=== Material provided ===

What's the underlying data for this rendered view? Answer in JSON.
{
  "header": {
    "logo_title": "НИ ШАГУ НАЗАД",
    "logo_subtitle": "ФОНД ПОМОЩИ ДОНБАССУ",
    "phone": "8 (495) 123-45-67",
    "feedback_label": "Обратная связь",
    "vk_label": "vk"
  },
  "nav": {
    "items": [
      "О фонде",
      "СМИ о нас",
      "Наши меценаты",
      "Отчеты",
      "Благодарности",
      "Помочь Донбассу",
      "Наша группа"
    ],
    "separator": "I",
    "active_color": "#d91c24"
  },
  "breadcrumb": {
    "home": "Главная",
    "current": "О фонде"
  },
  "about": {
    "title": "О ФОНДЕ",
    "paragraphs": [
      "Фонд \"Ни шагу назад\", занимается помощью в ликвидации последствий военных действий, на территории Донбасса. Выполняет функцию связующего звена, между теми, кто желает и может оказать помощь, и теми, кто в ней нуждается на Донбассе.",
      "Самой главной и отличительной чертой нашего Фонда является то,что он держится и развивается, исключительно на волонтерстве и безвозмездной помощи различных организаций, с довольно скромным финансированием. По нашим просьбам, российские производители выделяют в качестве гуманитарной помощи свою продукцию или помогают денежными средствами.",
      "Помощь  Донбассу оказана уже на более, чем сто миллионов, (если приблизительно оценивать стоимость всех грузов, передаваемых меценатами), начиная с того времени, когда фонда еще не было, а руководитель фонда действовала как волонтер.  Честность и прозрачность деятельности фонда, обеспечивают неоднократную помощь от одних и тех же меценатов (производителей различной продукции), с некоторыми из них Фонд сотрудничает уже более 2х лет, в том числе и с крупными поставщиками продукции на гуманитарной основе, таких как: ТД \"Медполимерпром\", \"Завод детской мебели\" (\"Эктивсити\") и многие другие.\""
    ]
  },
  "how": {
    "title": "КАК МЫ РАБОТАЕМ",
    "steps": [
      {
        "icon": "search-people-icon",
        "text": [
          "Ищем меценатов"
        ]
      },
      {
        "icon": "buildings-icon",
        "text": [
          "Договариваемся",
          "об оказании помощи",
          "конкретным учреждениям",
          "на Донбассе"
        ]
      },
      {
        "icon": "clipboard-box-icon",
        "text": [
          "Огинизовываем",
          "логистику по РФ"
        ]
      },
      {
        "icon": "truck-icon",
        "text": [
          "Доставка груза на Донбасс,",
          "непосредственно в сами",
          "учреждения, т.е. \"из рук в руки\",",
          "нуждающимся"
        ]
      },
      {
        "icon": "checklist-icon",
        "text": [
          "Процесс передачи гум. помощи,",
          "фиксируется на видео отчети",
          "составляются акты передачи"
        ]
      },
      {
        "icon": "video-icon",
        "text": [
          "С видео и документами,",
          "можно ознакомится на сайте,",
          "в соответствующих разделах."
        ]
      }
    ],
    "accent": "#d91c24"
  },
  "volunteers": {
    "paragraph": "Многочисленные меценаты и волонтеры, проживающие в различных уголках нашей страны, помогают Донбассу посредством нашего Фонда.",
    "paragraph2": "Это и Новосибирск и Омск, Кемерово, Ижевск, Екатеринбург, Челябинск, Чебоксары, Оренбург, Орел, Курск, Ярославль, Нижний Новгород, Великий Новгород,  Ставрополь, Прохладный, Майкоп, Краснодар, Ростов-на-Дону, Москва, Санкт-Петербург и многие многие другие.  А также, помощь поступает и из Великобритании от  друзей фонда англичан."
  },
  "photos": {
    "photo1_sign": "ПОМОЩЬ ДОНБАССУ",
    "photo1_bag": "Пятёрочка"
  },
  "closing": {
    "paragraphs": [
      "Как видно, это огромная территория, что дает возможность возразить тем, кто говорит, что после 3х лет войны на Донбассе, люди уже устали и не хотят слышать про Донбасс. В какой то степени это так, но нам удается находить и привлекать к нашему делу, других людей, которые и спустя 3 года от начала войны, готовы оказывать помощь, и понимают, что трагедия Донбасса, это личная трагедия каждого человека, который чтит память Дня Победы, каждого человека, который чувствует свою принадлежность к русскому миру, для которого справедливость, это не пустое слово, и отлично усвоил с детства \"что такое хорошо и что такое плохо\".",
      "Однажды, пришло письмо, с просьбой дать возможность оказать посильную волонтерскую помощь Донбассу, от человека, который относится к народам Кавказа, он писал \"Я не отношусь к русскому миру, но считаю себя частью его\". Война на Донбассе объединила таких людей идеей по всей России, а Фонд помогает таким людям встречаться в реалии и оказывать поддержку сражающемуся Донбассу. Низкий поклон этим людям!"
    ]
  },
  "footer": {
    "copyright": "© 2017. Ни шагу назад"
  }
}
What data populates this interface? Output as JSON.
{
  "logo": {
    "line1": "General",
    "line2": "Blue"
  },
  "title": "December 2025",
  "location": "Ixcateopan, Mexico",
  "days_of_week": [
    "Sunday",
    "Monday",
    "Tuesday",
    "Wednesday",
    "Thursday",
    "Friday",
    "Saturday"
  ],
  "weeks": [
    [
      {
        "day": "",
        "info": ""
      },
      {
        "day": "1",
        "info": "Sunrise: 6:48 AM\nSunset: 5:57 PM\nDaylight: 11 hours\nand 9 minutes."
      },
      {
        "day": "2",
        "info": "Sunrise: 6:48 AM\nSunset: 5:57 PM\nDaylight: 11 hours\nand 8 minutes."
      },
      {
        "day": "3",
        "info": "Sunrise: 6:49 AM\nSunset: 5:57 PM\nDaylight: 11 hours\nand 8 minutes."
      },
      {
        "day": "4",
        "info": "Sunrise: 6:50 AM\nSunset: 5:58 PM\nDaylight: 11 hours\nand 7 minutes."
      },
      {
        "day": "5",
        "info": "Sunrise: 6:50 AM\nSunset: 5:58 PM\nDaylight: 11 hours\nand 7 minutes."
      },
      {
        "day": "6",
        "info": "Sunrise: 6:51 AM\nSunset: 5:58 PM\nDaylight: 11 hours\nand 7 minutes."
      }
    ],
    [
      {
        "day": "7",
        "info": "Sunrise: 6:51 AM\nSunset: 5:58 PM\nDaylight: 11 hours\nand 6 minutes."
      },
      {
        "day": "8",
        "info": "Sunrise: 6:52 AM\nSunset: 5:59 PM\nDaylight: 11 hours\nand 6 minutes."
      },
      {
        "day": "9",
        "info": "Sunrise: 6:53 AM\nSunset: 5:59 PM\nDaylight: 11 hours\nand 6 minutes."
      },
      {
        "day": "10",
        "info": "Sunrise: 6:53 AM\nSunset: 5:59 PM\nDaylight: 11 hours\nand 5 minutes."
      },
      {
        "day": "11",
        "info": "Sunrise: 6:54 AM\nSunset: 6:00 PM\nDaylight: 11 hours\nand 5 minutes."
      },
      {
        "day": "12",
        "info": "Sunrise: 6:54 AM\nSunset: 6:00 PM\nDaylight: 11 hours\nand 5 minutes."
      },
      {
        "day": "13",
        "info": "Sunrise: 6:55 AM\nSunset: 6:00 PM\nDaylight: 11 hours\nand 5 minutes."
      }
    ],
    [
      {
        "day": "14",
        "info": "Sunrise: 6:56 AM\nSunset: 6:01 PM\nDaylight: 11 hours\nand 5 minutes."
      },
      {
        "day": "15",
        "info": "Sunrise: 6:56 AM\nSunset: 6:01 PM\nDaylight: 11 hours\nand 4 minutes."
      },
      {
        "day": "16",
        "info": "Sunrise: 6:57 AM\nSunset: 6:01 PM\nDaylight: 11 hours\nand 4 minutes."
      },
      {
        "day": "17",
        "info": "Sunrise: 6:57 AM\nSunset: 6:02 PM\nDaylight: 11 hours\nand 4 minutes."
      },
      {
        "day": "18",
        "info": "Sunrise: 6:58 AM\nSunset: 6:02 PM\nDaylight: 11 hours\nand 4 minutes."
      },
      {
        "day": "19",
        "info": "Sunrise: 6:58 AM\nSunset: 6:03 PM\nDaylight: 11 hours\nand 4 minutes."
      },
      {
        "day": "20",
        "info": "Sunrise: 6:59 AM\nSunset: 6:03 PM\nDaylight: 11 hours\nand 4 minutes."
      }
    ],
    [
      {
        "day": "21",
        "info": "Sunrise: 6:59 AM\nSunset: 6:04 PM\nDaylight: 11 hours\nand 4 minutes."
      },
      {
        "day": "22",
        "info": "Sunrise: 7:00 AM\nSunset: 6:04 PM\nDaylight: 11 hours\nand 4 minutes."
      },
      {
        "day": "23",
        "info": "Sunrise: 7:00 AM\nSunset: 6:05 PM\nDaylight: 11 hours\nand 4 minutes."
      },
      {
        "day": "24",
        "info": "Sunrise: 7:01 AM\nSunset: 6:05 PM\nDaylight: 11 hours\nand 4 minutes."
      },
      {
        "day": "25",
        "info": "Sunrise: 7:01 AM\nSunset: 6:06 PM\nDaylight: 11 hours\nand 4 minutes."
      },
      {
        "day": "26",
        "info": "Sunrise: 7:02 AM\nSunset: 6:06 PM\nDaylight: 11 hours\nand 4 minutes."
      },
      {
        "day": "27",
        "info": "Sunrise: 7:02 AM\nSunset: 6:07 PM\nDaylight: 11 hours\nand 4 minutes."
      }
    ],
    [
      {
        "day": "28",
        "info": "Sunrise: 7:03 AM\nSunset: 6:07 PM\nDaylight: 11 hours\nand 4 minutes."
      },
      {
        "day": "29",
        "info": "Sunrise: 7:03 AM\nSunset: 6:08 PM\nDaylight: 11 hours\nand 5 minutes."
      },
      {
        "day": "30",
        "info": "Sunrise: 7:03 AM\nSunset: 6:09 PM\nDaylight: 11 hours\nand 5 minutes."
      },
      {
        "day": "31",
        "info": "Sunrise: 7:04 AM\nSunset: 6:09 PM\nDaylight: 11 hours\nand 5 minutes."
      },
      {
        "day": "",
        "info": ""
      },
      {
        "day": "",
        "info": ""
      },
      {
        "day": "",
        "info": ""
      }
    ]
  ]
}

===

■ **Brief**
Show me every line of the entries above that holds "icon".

■ **Result for this task**
        "icon": "search-people-icon",
        "icon": "buildings-icon",
        "icon": "clipboard-box-icon",
        "icon": "truck-icon",
        "icon": "checklist-icon",
        "icon": "video-icon",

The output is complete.